• **DATA EXCERPTS**:

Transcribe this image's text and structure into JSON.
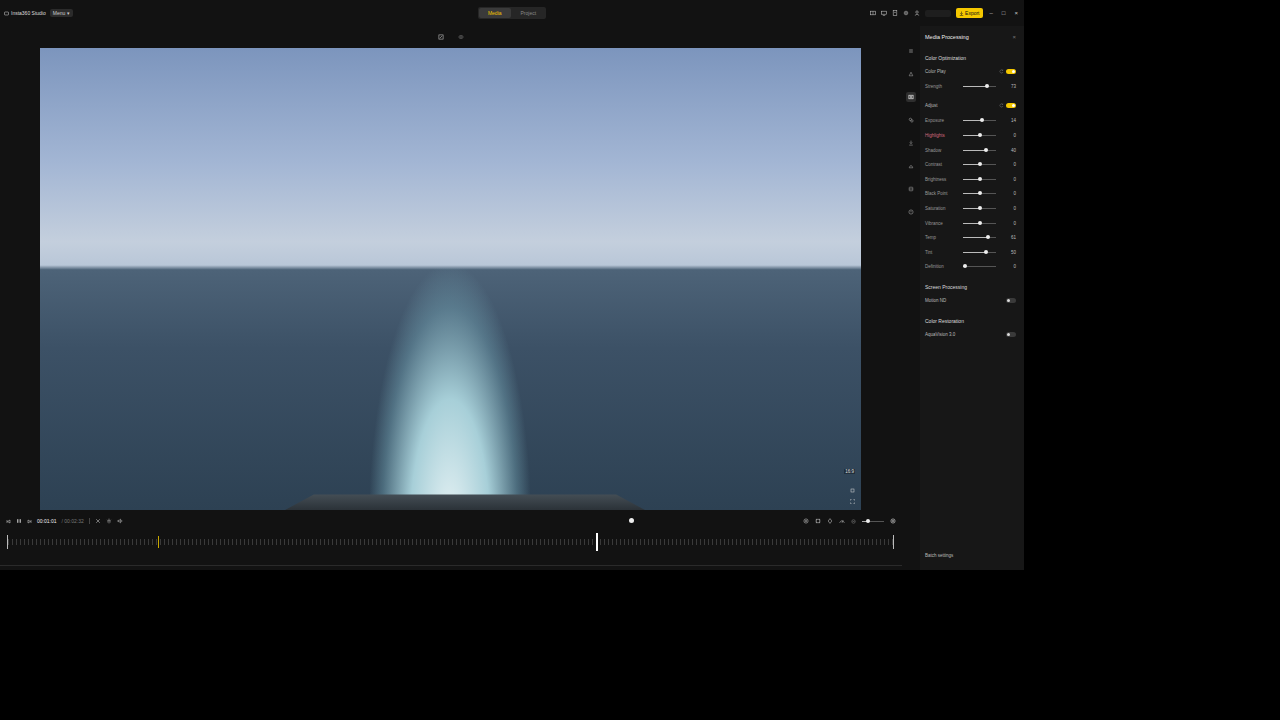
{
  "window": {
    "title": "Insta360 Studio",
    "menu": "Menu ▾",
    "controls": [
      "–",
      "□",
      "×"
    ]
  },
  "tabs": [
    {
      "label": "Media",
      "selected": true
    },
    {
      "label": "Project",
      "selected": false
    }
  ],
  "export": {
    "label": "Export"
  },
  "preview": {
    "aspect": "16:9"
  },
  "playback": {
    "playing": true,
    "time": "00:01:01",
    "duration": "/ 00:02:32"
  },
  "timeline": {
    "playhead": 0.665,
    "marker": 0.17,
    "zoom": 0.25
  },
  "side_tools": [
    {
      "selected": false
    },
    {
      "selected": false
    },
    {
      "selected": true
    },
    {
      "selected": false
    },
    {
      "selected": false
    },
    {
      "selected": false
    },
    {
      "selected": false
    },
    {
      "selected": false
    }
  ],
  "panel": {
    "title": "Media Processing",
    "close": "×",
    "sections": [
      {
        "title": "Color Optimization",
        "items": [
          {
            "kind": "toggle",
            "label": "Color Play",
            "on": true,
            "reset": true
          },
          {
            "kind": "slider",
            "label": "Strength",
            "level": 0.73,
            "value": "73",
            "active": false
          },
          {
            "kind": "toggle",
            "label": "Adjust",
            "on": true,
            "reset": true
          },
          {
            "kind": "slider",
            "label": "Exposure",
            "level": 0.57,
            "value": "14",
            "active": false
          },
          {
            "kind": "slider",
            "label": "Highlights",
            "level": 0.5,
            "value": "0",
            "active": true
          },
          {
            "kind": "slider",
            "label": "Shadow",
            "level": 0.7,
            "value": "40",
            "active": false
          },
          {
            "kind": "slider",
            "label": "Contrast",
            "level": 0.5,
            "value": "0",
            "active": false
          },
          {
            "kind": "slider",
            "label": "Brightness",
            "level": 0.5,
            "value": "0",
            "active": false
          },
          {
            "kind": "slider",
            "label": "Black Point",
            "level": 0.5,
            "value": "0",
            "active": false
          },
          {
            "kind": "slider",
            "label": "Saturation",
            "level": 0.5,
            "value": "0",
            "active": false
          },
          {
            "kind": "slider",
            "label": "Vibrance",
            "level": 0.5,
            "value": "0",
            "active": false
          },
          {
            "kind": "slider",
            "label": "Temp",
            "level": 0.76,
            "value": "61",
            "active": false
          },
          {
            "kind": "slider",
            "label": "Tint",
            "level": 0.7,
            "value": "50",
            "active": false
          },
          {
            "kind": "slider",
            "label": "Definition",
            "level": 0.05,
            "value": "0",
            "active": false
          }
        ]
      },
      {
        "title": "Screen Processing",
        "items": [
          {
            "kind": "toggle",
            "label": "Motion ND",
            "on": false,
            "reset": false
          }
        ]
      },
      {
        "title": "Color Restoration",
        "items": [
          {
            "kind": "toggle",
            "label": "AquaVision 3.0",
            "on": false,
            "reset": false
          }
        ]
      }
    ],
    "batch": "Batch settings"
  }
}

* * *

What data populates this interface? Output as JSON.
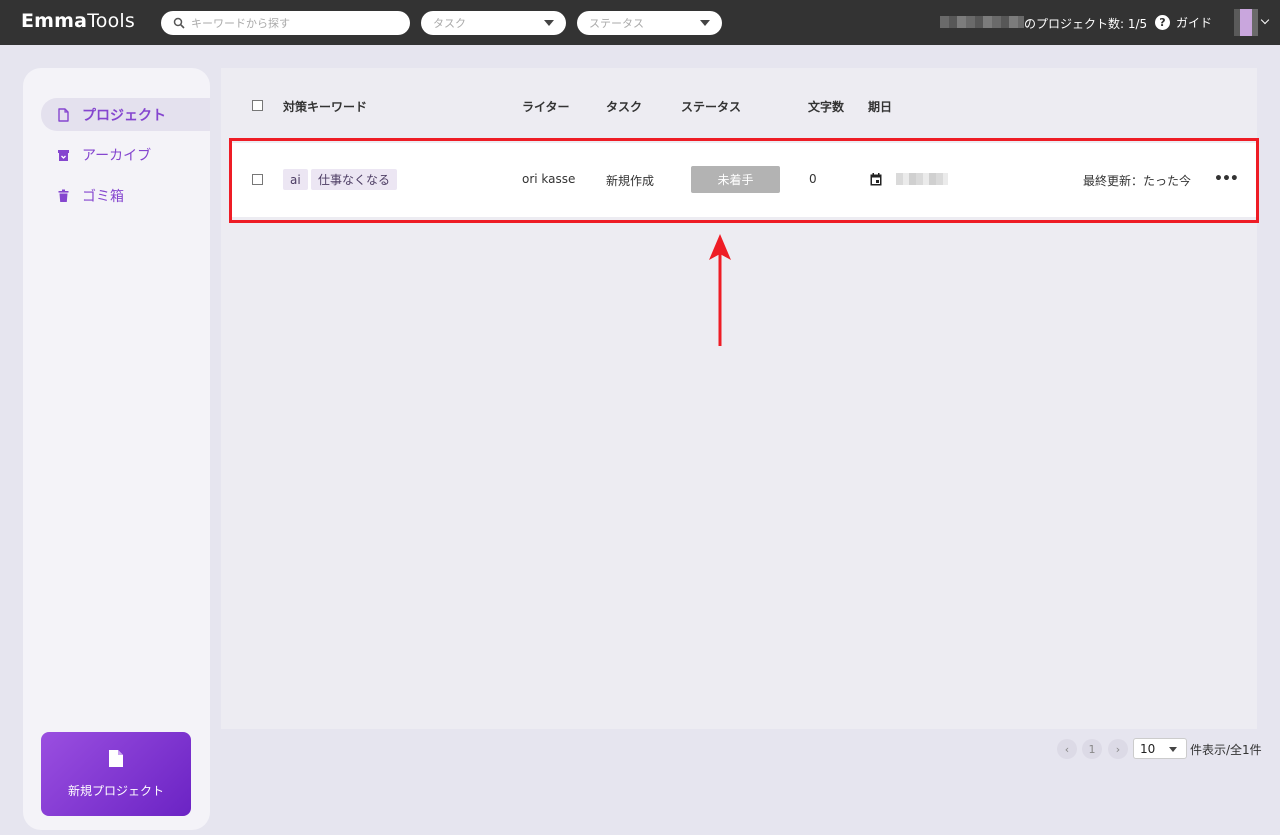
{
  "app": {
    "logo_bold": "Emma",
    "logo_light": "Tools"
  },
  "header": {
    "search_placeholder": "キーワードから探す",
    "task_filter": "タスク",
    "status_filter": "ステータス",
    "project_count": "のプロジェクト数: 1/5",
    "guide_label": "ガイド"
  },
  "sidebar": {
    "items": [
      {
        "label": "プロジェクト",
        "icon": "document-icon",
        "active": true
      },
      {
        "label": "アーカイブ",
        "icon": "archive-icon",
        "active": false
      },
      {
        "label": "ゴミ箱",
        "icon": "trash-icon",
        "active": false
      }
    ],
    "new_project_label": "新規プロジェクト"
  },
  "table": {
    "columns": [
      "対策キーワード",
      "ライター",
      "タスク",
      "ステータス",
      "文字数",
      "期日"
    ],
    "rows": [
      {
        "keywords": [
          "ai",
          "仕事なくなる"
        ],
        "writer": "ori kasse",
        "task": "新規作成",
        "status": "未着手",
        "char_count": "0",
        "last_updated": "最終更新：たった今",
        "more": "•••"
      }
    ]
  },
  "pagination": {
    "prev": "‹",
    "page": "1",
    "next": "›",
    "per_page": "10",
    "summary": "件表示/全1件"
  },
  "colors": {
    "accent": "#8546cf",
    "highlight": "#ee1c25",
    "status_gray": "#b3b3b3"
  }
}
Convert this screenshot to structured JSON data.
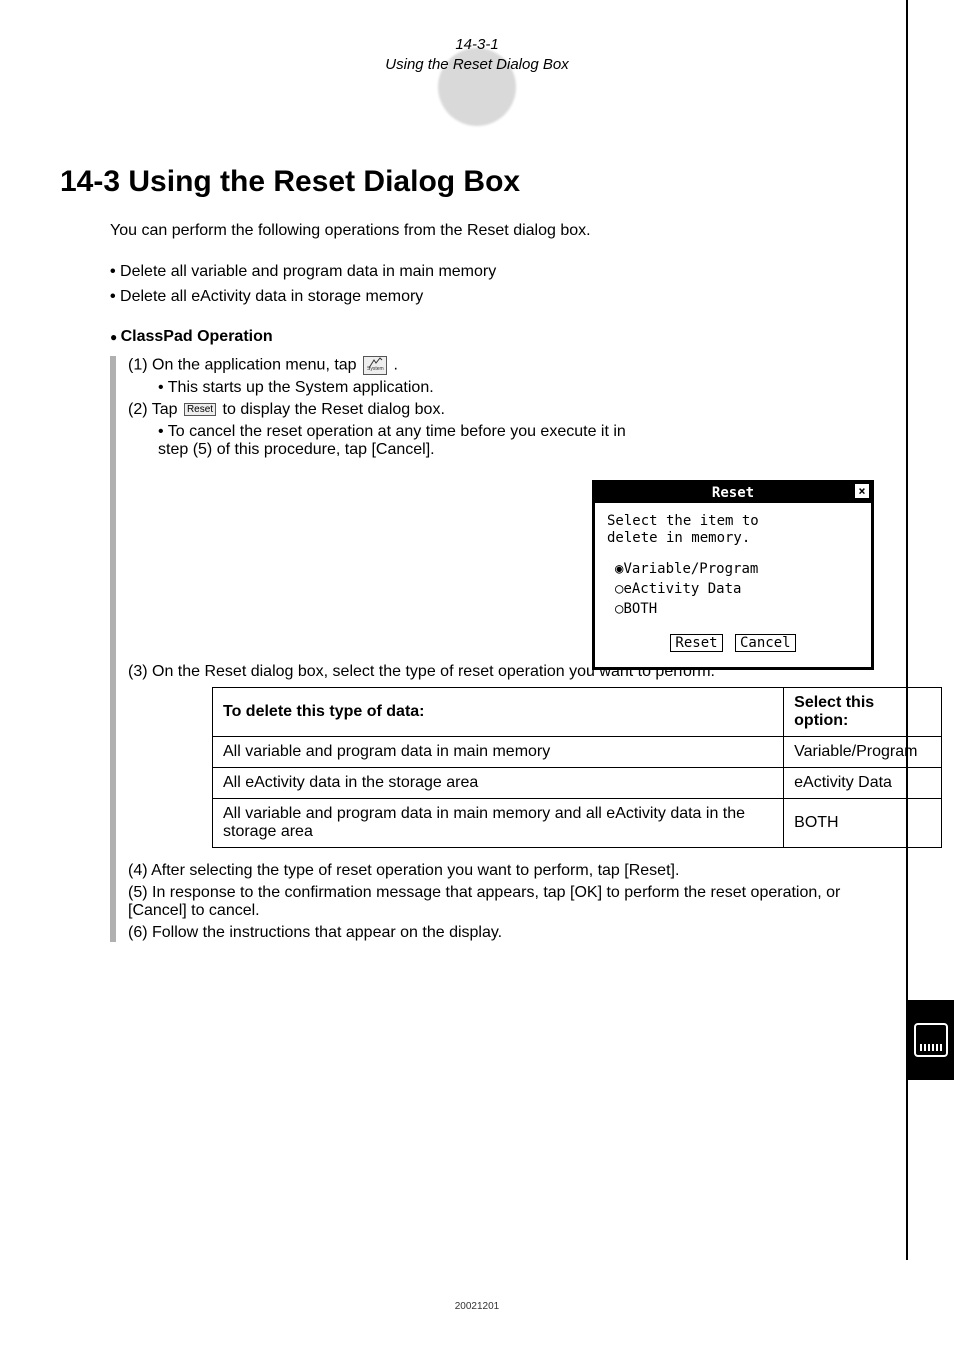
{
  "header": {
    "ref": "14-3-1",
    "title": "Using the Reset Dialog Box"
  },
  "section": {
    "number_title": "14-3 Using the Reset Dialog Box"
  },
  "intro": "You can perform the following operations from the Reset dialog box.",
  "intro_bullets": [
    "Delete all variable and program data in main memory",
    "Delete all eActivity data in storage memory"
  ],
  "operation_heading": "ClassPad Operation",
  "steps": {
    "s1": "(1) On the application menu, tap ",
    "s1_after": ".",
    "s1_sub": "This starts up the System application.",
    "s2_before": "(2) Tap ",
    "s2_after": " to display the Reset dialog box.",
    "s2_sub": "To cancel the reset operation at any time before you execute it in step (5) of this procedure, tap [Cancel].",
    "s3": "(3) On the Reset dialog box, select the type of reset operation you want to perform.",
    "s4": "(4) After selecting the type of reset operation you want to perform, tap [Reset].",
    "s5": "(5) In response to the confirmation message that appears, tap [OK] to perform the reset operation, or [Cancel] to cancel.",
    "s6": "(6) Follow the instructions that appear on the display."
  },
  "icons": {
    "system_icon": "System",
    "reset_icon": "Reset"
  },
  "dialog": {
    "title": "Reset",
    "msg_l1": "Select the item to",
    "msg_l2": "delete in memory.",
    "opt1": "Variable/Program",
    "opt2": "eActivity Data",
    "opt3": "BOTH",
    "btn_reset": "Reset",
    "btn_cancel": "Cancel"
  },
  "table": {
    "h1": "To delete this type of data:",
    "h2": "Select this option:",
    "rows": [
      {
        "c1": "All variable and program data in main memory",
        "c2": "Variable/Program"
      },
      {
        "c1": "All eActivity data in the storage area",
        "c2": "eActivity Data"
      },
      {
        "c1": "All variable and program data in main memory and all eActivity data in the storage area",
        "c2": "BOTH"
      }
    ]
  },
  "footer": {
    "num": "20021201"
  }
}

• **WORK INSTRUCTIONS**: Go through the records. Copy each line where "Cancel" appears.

• **YOUR RESPONSE**:
    "s2_sub": "To cancel the reset operation at any time before you execute it in step (5) of this procedure, tap [Cancel].",
    "s5": "(5) In response to the confirmation message that appears, tap [OK] to perform the reset operation, or [Cancel] to cancel.",
    "btn_cancel": "Cancel"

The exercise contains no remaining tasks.